The SAP travel to the present to try to put an end to NSP and their message of promiscuity after they cause a rift in space-time with their superhuman sexual prowess. Since neither moral perspective is more valid than the other and no side can ever fully prevail, the conflict inevitably comes to an impasse.
8. 1992, Apostle Louis Greenup, “No Wed No Bed.”
With apostolic authority, Greenup attacked extramarital sex, maintaining that only the marriage bed was the appropriate setting for sex. Despite being unpleasant, the point was well communicated.
9. “Wait For Me,” Rebecca St. James, 2000. ‘Transform’ album, track (Forefront)
The Australian-born singer’s ministry would revolve around this song, which was essential in giving her the title of “Ambassador For Sexual Purity.”
Its message—that people should wait until they are married before having sex—definitely resonated with and still does with teenagers who attend churches.

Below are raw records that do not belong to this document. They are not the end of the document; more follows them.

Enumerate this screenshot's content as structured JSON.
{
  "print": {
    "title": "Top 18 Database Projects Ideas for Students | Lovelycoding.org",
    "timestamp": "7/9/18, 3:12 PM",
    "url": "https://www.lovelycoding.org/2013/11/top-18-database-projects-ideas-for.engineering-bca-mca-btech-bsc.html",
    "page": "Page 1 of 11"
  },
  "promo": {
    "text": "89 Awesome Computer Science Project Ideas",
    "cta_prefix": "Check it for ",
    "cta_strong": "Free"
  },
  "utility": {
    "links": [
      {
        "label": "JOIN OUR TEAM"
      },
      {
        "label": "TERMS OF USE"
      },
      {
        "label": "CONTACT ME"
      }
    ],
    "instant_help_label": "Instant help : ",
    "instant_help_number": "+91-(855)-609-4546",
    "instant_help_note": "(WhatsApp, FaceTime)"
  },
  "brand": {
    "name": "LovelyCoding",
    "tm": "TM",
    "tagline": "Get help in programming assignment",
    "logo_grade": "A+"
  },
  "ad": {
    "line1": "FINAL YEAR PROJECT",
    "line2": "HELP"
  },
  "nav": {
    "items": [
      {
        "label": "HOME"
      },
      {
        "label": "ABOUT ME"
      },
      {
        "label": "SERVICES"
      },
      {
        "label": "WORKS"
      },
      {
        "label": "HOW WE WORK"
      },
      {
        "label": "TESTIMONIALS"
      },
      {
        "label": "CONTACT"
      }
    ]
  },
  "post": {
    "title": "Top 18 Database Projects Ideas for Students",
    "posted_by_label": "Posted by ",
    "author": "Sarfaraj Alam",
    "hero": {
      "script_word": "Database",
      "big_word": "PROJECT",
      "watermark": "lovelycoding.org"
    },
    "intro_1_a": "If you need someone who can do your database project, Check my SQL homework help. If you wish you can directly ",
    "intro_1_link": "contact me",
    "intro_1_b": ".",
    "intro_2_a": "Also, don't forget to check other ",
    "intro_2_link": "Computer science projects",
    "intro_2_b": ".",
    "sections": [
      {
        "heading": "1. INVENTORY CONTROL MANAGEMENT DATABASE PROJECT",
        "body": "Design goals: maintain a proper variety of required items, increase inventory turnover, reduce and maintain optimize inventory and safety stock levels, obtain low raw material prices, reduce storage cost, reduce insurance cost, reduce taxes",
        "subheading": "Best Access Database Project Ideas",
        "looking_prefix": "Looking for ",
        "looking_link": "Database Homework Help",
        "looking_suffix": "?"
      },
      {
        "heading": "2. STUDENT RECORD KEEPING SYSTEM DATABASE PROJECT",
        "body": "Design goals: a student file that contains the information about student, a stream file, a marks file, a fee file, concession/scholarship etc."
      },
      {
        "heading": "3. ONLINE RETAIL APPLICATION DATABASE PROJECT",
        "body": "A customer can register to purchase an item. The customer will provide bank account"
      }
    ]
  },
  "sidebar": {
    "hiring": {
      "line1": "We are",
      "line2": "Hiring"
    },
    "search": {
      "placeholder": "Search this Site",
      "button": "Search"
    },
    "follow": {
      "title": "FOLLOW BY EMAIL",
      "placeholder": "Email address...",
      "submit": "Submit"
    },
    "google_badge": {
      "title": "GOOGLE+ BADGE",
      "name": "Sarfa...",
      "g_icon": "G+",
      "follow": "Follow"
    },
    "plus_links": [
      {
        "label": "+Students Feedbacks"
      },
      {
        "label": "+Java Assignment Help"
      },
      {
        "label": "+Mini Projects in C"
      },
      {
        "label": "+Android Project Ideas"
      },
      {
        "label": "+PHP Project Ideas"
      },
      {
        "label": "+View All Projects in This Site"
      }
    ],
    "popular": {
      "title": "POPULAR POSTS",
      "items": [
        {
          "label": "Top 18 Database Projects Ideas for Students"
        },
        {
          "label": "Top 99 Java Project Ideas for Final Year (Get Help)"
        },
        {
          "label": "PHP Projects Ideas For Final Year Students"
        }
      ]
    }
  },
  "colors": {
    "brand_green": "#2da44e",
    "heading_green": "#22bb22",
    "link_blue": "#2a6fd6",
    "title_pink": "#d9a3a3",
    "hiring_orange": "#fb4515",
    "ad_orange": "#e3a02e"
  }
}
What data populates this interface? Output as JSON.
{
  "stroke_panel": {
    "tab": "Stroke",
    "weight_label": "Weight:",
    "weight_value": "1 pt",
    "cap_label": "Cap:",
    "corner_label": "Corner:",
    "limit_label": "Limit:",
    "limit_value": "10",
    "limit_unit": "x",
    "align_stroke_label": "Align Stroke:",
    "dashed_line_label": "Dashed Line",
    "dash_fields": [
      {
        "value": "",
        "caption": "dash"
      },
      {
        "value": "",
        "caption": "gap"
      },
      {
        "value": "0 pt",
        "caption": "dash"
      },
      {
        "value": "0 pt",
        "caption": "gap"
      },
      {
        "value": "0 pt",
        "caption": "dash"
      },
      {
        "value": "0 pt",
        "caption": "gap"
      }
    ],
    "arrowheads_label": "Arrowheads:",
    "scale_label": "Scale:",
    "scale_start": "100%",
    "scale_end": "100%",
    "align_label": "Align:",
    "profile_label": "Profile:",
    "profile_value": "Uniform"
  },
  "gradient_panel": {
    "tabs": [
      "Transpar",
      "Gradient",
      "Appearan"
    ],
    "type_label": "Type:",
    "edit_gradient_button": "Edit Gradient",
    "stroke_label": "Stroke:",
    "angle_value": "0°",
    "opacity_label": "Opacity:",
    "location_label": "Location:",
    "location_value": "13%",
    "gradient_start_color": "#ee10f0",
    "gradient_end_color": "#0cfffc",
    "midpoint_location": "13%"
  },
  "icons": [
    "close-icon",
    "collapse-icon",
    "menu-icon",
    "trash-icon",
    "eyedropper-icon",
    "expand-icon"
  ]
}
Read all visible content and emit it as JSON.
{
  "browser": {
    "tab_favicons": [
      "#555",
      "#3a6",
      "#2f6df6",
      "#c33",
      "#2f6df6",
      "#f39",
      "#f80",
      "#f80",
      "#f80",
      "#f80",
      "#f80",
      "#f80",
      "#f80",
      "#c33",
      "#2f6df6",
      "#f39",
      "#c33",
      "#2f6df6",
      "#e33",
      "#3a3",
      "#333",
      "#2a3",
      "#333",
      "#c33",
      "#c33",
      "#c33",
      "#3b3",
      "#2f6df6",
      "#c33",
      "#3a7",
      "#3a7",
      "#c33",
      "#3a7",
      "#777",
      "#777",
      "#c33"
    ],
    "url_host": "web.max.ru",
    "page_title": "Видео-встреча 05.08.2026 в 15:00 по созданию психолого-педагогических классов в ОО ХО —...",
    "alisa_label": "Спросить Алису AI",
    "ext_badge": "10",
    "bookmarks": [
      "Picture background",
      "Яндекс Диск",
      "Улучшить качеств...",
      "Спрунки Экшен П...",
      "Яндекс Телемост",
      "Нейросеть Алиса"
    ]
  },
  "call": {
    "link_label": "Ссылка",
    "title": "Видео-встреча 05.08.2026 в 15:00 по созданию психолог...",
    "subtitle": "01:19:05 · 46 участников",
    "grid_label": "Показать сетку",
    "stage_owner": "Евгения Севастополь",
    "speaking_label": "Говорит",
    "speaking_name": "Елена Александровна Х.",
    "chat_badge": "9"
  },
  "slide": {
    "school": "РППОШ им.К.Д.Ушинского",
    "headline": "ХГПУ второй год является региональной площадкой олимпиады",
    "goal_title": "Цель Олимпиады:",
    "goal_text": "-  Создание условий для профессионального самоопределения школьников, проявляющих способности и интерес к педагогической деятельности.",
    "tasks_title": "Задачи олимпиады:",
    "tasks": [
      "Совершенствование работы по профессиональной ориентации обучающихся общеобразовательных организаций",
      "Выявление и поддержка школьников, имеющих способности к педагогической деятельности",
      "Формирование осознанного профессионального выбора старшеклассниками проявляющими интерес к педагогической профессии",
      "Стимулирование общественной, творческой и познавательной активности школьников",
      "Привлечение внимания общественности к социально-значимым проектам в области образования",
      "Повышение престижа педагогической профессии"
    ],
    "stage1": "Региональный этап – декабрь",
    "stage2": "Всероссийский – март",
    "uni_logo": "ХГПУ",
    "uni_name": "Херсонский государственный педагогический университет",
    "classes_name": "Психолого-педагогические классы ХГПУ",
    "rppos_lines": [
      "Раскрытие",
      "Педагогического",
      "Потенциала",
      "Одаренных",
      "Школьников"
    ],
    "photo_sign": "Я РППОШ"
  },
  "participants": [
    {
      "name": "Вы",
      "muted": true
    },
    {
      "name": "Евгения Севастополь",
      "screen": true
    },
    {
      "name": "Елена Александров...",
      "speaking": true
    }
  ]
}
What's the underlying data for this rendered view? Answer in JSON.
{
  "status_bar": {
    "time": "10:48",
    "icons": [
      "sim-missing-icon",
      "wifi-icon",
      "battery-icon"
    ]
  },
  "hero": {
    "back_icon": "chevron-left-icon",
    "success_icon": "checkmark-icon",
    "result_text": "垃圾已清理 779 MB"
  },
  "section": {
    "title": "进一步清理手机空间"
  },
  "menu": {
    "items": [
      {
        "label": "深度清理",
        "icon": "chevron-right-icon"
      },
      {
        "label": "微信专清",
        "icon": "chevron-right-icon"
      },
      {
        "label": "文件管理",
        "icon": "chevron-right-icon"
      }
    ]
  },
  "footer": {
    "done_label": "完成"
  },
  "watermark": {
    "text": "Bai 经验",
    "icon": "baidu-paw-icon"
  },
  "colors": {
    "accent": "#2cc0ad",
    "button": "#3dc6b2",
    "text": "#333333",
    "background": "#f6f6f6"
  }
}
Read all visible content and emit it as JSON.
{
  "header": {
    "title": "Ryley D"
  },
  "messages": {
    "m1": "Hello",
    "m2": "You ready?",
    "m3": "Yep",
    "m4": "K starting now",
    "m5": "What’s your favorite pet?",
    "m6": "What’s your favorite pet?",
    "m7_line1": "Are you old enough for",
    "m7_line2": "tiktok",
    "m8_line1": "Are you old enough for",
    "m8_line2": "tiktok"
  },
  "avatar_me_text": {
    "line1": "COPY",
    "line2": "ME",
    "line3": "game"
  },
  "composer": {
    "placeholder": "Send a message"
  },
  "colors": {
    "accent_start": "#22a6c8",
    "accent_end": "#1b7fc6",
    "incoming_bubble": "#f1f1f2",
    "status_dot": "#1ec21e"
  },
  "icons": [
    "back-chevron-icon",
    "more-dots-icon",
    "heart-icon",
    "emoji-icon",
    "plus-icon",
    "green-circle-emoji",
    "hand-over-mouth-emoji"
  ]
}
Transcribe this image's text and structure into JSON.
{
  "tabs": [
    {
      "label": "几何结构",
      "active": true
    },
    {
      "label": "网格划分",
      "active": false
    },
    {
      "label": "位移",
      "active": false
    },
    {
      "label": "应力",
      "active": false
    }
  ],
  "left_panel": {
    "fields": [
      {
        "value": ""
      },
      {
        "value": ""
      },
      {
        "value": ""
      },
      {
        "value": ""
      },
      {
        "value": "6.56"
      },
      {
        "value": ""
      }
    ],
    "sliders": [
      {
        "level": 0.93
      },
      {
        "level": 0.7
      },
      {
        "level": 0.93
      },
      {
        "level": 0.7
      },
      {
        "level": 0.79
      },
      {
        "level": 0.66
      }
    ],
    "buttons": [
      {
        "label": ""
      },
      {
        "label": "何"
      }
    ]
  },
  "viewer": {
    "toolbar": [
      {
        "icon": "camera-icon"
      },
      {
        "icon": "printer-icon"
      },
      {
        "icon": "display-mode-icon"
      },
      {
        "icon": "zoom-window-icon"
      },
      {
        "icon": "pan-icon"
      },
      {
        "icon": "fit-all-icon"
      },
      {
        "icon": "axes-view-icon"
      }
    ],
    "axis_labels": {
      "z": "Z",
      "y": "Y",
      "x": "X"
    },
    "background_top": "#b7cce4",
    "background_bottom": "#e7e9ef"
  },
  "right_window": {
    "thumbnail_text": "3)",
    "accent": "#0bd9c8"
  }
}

The song’s straightforward lyrics, which Rebecca wrote herself (“Praying for you darling/Wait for me/Wait for me as I wait for you”), may come off as naively romantic, but they actually have a strong sense of conviction.
10. “No Wed No Bed,” Pettidee, 2007. Resurrections: Past, Present, and Future, album (Beatmart)
The crunk-style rapper delivered his own hard-hitting critique on a contemporary society that views sex as a recreational pastime for everyone rather than something that is only permitted for married couples.